(PROBLEM)
Each line of the entries below that holds "JSON" is needed, copied in full.

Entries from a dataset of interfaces
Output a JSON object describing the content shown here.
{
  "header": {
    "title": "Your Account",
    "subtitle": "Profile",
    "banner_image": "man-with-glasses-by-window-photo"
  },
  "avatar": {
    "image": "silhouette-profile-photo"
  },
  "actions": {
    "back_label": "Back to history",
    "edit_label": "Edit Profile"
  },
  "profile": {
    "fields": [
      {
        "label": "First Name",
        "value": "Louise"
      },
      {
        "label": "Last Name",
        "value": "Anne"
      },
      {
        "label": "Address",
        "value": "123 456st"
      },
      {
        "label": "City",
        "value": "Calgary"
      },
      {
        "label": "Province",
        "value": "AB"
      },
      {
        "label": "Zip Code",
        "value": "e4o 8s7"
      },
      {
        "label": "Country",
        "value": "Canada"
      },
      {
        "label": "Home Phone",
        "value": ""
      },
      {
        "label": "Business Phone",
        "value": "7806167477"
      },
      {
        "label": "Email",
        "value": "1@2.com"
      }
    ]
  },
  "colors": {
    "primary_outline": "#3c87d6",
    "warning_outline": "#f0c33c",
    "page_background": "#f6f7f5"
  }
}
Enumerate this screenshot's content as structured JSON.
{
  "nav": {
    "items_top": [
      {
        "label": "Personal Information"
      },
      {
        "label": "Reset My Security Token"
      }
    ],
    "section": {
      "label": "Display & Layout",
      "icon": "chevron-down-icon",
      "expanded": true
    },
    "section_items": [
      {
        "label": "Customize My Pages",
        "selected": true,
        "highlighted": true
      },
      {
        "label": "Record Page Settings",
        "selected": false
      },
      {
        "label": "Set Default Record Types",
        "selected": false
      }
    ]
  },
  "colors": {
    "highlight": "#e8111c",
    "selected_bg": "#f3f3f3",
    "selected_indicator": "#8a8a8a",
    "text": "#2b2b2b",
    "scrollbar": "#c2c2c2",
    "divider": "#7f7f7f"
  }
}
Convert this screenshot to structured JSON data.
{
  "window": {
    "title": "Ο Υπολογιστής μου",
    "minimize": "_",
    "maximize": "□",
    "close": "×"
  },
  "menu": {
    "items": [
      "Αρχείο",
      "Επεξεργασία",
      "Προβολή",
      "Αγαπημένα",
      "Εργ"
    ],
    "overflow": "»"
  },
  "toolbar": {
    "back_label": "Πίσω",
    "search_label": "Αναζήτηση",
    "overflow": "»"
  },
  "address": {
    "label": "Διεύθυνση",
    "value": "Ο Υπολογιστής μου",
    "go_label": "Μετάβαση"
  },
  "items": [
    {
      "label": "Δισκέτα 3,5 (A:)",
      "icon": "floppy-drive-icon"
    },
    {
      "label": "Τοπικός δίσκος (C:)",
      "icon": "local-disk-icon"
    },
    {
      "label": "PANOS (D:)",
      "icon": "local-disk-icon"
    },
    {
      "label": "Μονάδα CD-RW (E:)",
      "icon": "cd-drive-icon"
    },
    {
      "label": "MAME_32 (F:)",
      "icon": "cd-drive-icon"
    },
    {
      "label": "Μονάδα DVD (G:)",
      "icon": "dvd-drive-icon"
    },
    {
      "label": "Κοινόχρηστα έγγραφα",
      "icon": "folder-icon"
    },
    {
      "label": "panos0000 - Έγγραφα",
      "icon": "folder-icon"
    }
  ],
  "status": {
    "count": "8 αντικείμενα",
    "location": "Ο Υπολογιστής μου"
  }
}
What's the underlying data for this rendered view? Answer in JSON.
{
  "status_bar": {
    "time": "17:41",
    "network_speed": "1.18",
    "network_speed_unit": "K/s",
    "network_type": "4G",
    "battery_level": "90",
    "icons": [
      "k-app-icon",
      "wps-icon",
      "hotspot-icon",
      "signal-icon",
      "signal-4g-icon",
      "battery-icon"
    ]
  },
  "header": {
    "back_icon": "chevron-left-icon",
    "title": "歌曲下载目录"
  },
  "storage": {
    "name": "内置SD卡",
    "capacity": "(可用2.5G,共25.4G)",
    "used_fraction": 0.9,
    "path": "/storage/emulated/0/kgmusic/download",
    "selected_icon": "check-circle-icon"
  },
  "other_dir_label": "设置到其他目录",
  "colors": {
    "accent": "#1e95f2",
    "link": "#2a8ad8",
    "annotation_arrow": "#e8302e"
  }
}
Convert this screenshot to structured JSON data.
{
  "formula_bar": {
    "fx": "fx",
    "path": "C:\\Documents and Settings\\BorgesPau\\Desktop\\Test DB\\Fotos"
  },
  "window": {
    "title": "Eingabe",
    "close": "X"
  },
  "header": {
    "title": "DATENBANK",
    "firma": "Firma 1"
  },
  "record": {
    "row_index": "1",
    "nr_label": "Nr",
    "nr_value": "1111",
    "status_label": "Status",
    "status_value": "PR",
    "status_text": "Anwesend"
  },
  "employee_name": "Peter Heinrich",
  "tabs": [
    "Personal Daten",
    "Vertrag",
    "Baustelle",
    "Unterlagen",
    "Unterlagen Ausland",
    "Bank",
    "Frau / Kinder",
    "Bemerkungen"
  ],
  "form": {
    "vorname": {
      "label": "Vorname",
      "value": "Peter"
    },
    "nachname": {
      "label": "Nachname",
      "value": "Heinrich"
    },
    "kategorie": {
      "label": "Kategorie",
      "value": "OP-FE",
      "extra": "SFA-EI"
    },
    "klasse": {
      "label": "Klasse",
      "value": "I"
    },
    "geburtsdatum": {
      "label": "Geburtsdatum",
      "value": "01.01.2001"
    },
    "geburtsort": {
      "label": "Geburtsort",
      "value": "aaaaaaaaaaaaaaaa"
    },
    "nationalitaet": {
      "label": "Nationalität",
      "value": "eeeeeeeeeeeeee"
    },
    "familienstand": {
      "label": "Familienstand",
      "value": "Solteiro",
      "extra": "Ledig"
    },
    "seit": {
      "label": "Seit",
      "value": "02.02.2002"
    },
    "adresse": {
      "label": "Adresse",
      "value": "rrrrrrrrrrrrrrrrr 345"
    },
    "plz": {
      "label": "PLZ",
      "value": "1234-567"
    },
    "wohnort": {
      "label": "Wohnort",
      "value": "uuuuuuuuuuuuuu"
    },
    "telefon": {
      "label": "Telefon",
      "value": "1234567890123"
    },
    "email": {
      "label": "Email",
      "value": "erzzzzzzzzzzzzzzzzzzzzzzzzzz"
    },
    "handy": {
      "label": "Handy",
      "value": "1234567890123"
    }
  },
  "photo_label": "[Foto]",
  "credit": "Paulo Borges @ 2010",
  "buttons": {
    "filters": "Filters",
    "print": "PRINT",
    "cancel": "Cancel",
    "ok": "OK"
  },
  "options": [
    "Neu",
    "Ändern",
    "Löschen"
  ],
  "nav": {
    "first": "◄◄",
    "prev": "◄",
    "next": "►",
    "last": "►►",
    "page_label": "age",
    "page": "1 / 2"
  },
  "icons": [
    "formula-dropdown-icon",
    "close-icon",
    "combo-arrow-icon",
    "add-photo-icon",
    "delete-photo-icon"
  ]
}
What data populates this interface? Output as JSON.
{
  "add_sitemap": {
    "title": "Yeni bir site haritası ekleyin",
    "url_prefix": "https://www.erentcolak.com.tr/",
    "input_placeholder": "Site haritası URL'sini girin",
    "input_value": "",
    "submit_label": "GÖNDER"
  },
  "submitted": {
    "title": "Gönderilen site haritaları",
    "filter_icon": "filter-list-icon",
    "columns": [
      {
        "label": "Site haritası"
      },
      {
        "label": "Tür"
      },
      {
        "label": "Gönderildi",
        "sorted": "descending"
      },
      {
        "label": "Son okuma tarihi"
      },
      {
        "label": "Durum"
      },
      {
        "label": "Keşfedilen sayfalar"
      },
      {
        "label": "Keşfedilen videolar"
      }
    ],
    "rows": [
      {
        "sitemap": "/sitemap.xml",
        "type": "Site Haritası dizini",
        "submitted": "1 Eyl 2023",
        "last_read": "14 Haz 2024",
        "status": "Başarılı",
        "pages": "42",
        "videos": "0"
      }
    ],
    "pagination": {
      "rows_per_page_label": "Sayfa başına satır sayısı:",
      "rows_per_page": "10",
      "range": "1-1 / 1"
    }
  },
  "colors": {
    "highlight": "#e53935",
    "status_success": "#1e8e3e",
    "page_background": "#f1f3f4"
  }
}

(ANSWER FOR THE TASK)
Output a JSON object describing the content shown here.
Enumerate this screenshot's content as structured JSON.
Convert this screenshot to structured JSON data.
What's the underlying data for this rendered view? Answer in JSON.
Convert this screenshot to structured JSON data.
What data populates this interface? Output as JSON.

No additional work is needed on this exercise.